Championing English at World Islamic Economic Forum

Wednesday 30 October 2013

The British Council is joining British companies at UK Trade and Investment’s (UKTI) British Business Pavilion at the World Islamic Economic Forum in London, to promote the importance of the English language to international decision makers from a wide range of high-growth markets.

The British Council – which teaches English in more than 80 countries worldwide – will be helping to promote the success story of the UK’s education sector and the vital role the English language plays in this success.

The British Council’s English Language Director, Anna Searle, will take part in a panel discussion at the Pavilion on Thursday 31 October, discussing current and trends and developments in English Language Teaching, and debating the role that English can play in helping to drive economic development.

Anna Searle said: “The UK does not own the English language - it is a global language with many varieties. But, in the UK, we are a leader in English language skills provision and are very good at exporting this. The UK English Language Teaching sector as well as UK Higher and Further education providers work in English across the world. You can see from the sheer numbers of people who want to come to the UK for an English language summer school, a pre-sessional course or to study at a UK university just how much of an asset the English language is to the UK economy.”

The British Council will also use the event to relaunch its report, The English Effect, which examines the status of English as a global language and the extent to which it changes lives around the world and gives the UK a competitive edge. Key findings from the report include:

- English belongs to the world, with speakers of English as a second or other language far outnumbering first-language speakers

- English gives the UK a competitive edge in areas ranging from culture and media to commerce and soft power

- English boosts stability, employability and prosperity in developing and emerging economies

- The UK needs to do more to respond to the global demand for English – including attracting our brightest and best young people into English teaching

Recent research for the British Council showed the value of English language skills in the Middle East and North Africa – and found that English speakers can earn up to three times as much as non-English speakers.

About the British Council

The British Council is the UK’s international organisation for educational opportunities and cultural relations. We create international opportunities for the people of the UK and other countries and build trust between them worldwide.

We work in more than 100 countries and our 7000 staff – including 2000 teachers – work with thousands of professionals and policy makers and millions of young people every year teaching English, sharing the Arts and in education and society programmes.

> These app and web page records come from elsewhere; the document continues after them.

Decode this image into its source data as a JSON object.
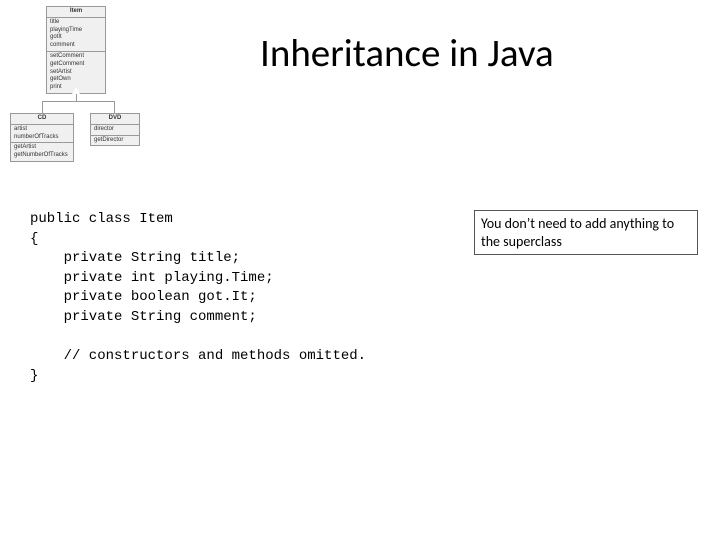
{
  "title": "Inheritance in Java",
  "uml": {
    "item": {
      "name": "Item",
      "attrs": [
        "title",
        "playingTime",
        "gotIt",
        "comment"
      ],
      "ops": [
        "setComment",
        "getComment",
        "setArtist",
        "getOwn",
        "print"
      ]
    },
    "cd": {
      "name": "CD",
      "attrs": [
        "artist",
        "numberOfTracks"
      ],
      "ops": [
        "getArtist",
        "getNumberOfTracks"
      ]
    },
    "dvd": {
      "name": "DVD",
      "attrs": [
        "director"
      ],
      "ops": [
        "getDirector"
      ]
    }
  },
  "code": {
    "l0": "public class Item",
    "l1": "{",
    "l2": "    private String title;",
    "l3": "    private int playing.Time;",
    "l4": "    private boolean got.It;",
    "l5": "    private String comment;",
    "l6": "",
    "l7": "    // constructors and methods omitted.",
    "l8": "}"
  },
  "note": "You don’t need to add anything to the superclass"
}
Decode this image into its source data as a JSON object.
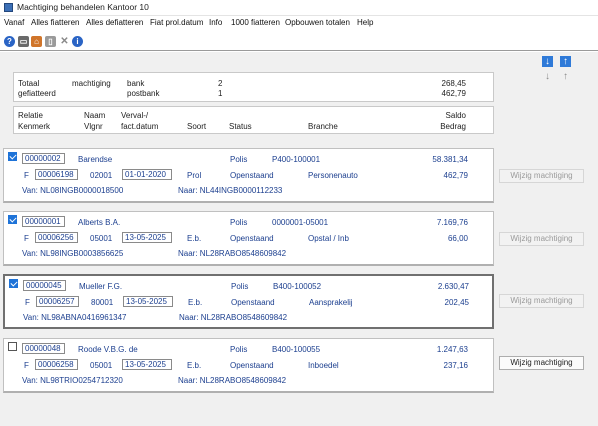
{
  "window": {
    "title": "Machtiging behandelen Kantoor 10"
  },
  "menu": [
    "Vanaf",
    "Alles fiatteren",
    "Alles defiatteren",
    "Fiat prol.datum",
    "Info",
    "1000 fiatteren",
    "Opbouwen totalen",
    "Help"
  ],
  "toolbar_icons": [
    "help-icon",
    "print-icon",
    "home-icon",
    "document-icon",
    "delete-icon",
    "info-icon"
  ],
  "summary": {
    "row1": {
      "label": "Totaal",
      "col2": "machtiging",
      "col3": "bank",
      "count": "2",
      "amount": "268,45"
    },
    "row2": {
      "label": "gefiatteerd",
      "col2": "",
      "col3": "postbank",
      "count": "1",
      "amount": "462,79"
    }
  },
  "headers": {
    "relatie": "Relatie",
    "kenmerk": "Kenmerk",
    "naam": "Naam",
    "vlgnr": "Vlgnr",
    "verval": "Verval-/",
    "factdatum": "fact.datum",
    "soort": "Soort",
    "status": "Status",
    "branche": "Branche",
    "saldo": "Saldo",
    "bedrag": "Bedrag"
  },
  "records": [
    {
      "checked": true,
      "relatie": "00000002",
      "naam": "Barendse",
      "polis_label": "Polis",
      "polis": "P400-100001",
      "saldo": "58.381,34",
      "kenmerk_prefix": "F",
      "kenmerk": "00006198",
      "vlgnr": "02001",
      "datum": "01-01-2020",
      "soort": "Prol",
      "status": "Openstaand",
      "branche": "Personenauto",
      "bedrag": "462,79",
      "van": "Van: NL08INGB0000018500",
      "naar": "Naar: NL44INGB0000112233",
      "button": "Wijzig machtiging",
      "button_enabled": false
    },
    {
      "checked": true,
      "relatie": "00000001",
      "naam": "Alberts B.A.",
      "polis_label": "Polis",
      "polis": "0000001-05001",
      "saldo": "7.169,76",
      "kenmerk_prefix": "F",
      "kenmerk": "00006256",
      "vlgnr": "05001",
      "datum": "13-05-2025",
      "soort": "E.b.",
      "status": "Openstaand",
      "branche": "Opstal / Inb",
      "bedrag": "66,00",
      "van": "Van: NL98INGB0003856625",
      "naar": "Naar: NL28RABO8548609842",
      "button": "Wijzig machtiging",
      "button_enabled": false
    },
    {
      "checked": true,
      "relatie": "00000045",
      "naam": "Mueller F.G.",
      "polis_label": "Polis",
      "polis": "B400-100052",
      "saldo": "2.630,47",
      "kenmerk_prefix": "F",
      "kenmerk": "00006257",
      "vlgnr": "80001",
      "datum": "13-05-2025",
      "soort": "E.b.",
      "status": "Openstaand",
      "branche": "Aansprakelij",
      "bedrag": "202,45",
      "van": "Van: NL98ABNA0416961347",
      "naar": "Naar: NL28RABO8548609842",
      "button": "Wijzig machtiging",
      "button_enabled": false
    },
    {
      "checked": false,
      "relatie": "00000048",
      "naam": "Roode V.B.G. de",
      "polis_label": "Polis",
      "polis": "B400-100055",
      "saldo": "1.247,63",
      "kenmerk_prefix": "F",
      "kenmerk": "00006258",
      "vlgnr": "05001",
      "datum": "13-05-2025",
      "soort": "E.b.",
      "status": "Openstaand",
      "branche": "Inboedel",
      "bedrag": "237,16",
      "van": "Van: NL98TRIO0254712320",
      "naar": "Naar: NL28RABO8548609842",
      "button": "Wijzig machtiging",
      "button_enabled": true
    }
  ],
  "colors": {
    "link_blue": "#1c3f8f",
    "check_blue": "#1e73d8"
  }
}
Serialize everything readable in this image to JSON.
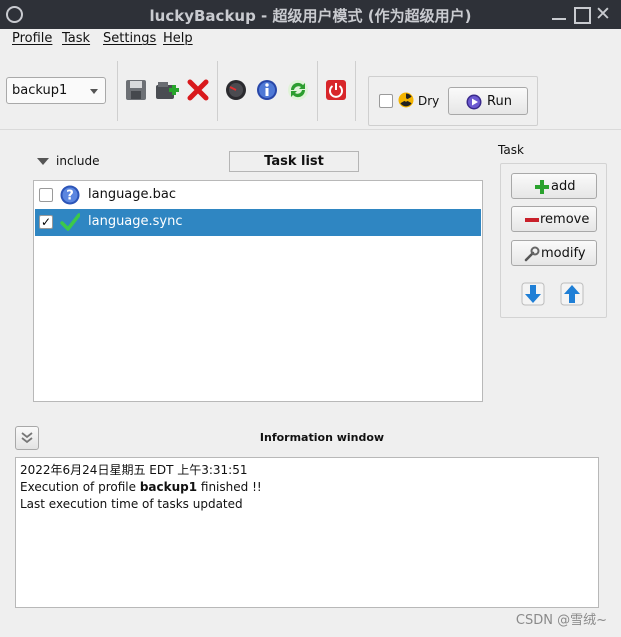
{
  "window": {
    "title": "luckyBackup - 超级用户模式 (作为超级用户)"
  },
  "menu": {
    "items": [
      {
        "label": "Profile"
      },
      {
        "label": "Task"
      },
      {
        "label": "Settings"
      },
      {
        "label": "Help"
      }
    ]
  },
  "toolbar": {
    "profile_value": "backup1",
    "dry_label": "Dry",
    "run_label": "Run"
  },
  "tasks": {
    "include_label": "include",
    "list_header": "Task list",
    "rows": [
      {
        "name": "language.bac",
        "checked": false,
        "selected": false,
        "icon": "question-icon"
      },
      {
        "name": "language.sync",
        "checked": true,
        "selected": true,
        "icon": "checkmark-icon"
      }
    ]
  },
  "task_panel": {
    "group_label": "Task",
    "add_label": "add",
    "remove_label": "remove",
    "modify_label": "modify"
  },
  "info": {
    "title": "Information window",
    "line1": "2022年6月24日星期五 EDT 上午3:31:51",
    "line2_prefix": "Execution of profile ",
    "line2_profile": "backup1",
    "line2_suffix": " finished !!",
    "line3": "Last execution time of tasks updated"
  },
  "watermark": "CSDN @雪绒~",
  "colors": {
    "titlebar": "#2e3138",
    "selection": "#2f86c2",
    "window_bg": "#efefef"
  }
}
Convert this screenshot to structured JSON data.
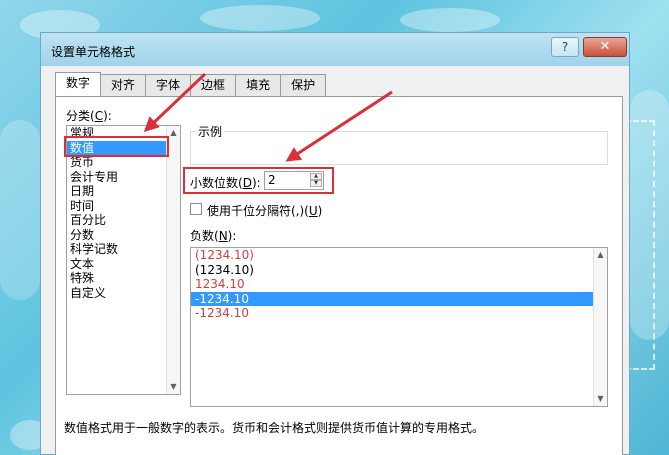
{
  "window": {
    "title": "设置单元格格式",
    "help_label": "?",
    "close_label": "✕"
  },
  "tabs": [
    {
      "label": "数字",
      "active": true
    },
    {
      "label": "对齐",
      "active": false
    },
    {
      "label": "字体",
      "active": false
    },
    {
      "label": "边框",
      "active": false
    },
    {
      "label": "填充",
      "active": false
    },
    {
      "label": "保护",
      "active": false
    }
  ],
  "category": {
    "label": "分类(",
    "key": "C",
    "label_end": "):",
    "items": [
      "常规",
      "数值",
      "货币",
      "会计专用",
      "日期",
      "时间",
      "百分比",
      "分数",
      "科学记数",
      "文本",
      "特殊",
      "自定义"
    ],
    "selected_index": 1
  },
  "sample": {
    "label": "示例"
  },
  "decimal": {
    "label": "小数位数(",
    "key": "D",
    "label_end": "):",
    "value": "2"
  },
  "thousands": {
    "label": "使用千位分隔符(,)(",
    "key": "U",
    "label_end": ")",
    "checked": false
  },
  "negative": {
    "label": "负数(",
    "key": "N",
    "label_end": "):",
    "items": [
      {
        "text": "(1234.10)",
        "color": "#d04040"
      },
      {
        "text": "(1234.10)",
        "color": "#000000"
      },
      {
        "text": "1234.10",
        "color": "#d04040"
      },
      {
        "text": "-1234.10",
        "color": "#000000"
      },
      {
        "text": "-1234.10",
        "color": "#d04040"
      }
    ],
    "selected_index": 3
  },
  "description": "数值格式用于一般数字的表示。货币和会计格式则提供货币值计算的专用格式。",
  "colors": {
    "selection": "#3399ff",
    "annotation_red": "#d9303a",
    "negative_red": "#d04040"
  }
}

We are a UK charity governed by Royal Charter. A publically-funded grant-in-aid provides less than a quarter of our turnover which last year was £781m.  The rest we earn from English teaching, UK exams and services which customers around the world pay for, through education and development contracts and from partnerships with other institutions, brands and companies.  All our work is in pursuit of our charitable purpose and creates prosperity and security for the UK and the countries we work in all around the world.

For more information, please visit: www.britishcouncil.org. You can also keep in touch with the British Council through http://twitter.com/britishcouncil and http://blog.britishcouncil.org